RECORD SET:
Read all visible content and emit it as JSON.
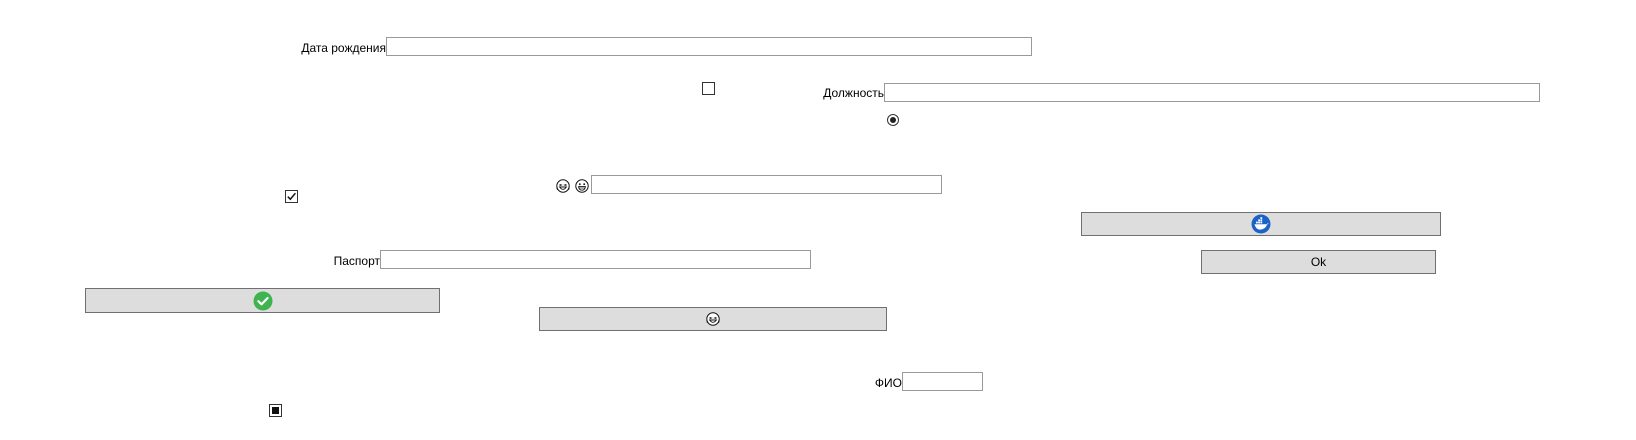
{
  "form": {
    "birth_date": {
      "label": "Дата рождения",
      "value": ""
    },
    "position": {
      "label": "Должность",
      "value": ""
    },
    "middle_input": {
      "value": ""
    },
    "passport": {
      "label": "Паспорт",
      "value": ""
    },
    "fio": {
      "label": "ФИО",
      "value": ""
    }
  },
  "controls": {
    "checkbox_top": {
      "checked": false
    },
    "radio_top": {
      "selected": true
    },
    "checkbox_left": {
      "checked": true
    },
    "checkbox_bottom": {
      "state": "indeterminate"
    }
  },
  "buttons": {
    "ok_label": "Ok",
    "docker_button_icon": "docker-icon",
    "green_check_button_icon": "check-circle-icon",
    "emoji_button_icon": "laughing-face-icon"
  },
  "icons": {
    "laughing": "laughing-face-icon",
    "grinning": "grinning-face-icon"
  },
  "colors": {
    "button_bg": "#dddddd",
    "button_border": "#707070",
    "input_border": "#9a9a9a",
    "check_green": "#3fb34f",
    "docker_blue": "#1d63c6"
  }
}
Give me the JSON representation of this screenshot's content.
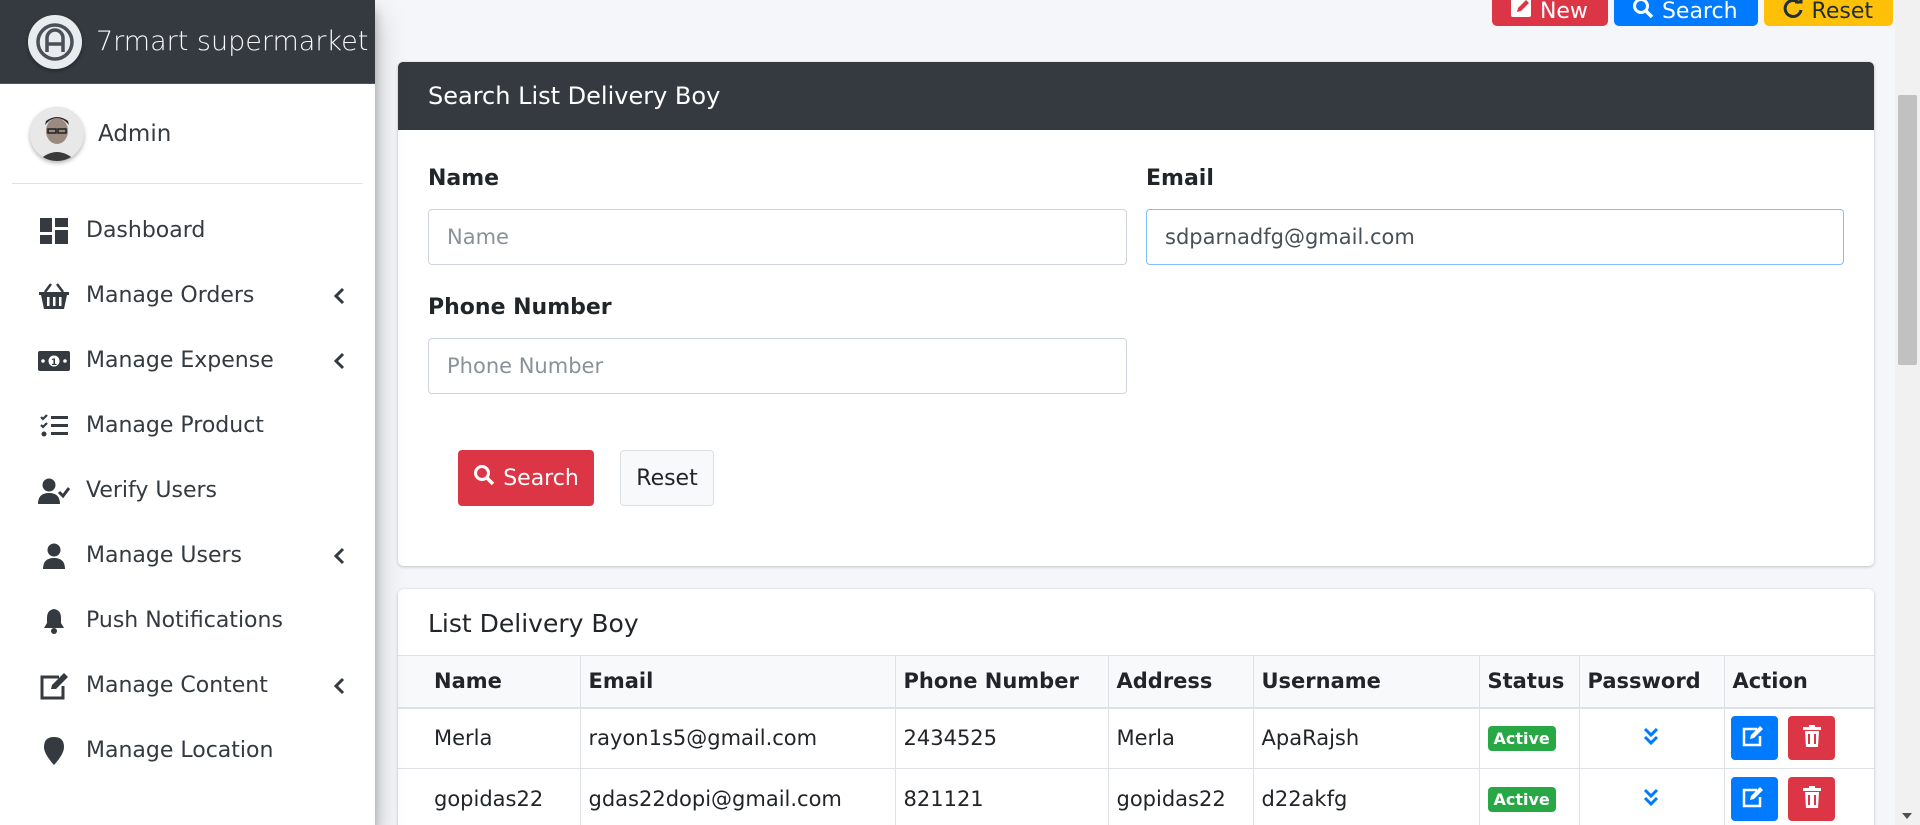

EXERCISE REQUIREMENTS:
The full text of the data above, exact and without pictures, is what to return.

YOUR RESPONSE:
Read all visible content and emit it as JSON.
{
  "form": {
    "birth_date": {
      "label": "Дата рождения",
      "value": ""
    },
    "position": {
      "label": "Должность",
      "value": ""
    },
    "middle_input": {
      "value": ""
    },
    "passport": {
      "label": "Паспорт",
      "value": ""
    },
    "fio": {
      "label": "ФИО",
      "value": ""
    }
  },
  "controls": {
    "checkbox_top": {
      "checked": false
    },
    "radio_top": {
      "selected": true
    },
    "checkbox_left": {
      "checked": true
    },
    "checkbox_bottom": {
      "state": "indeterminate"
    }
  },
  "buttons": {
    "ok_label": "Ok",
    "docker_button_icon": "docker-icon",
    "green_check_button_icon": "check-circle-icon",
    "emoji_button_icon": "laughing-face-icon"
  },
  "icons": {
    "laughing": "laughing-face-icon",
    "grinning": "grinning-face-icon"
  },
  "colors": {
    "button_bg": "#dddddd",
    "button_border": "#707070",
    "input_border": "#9a9a9a",
    "check_green": "#3fb34f",
    "docker_blue": "#1d63c6"
  }
}
Give me the JSON representation of this screenshot's content.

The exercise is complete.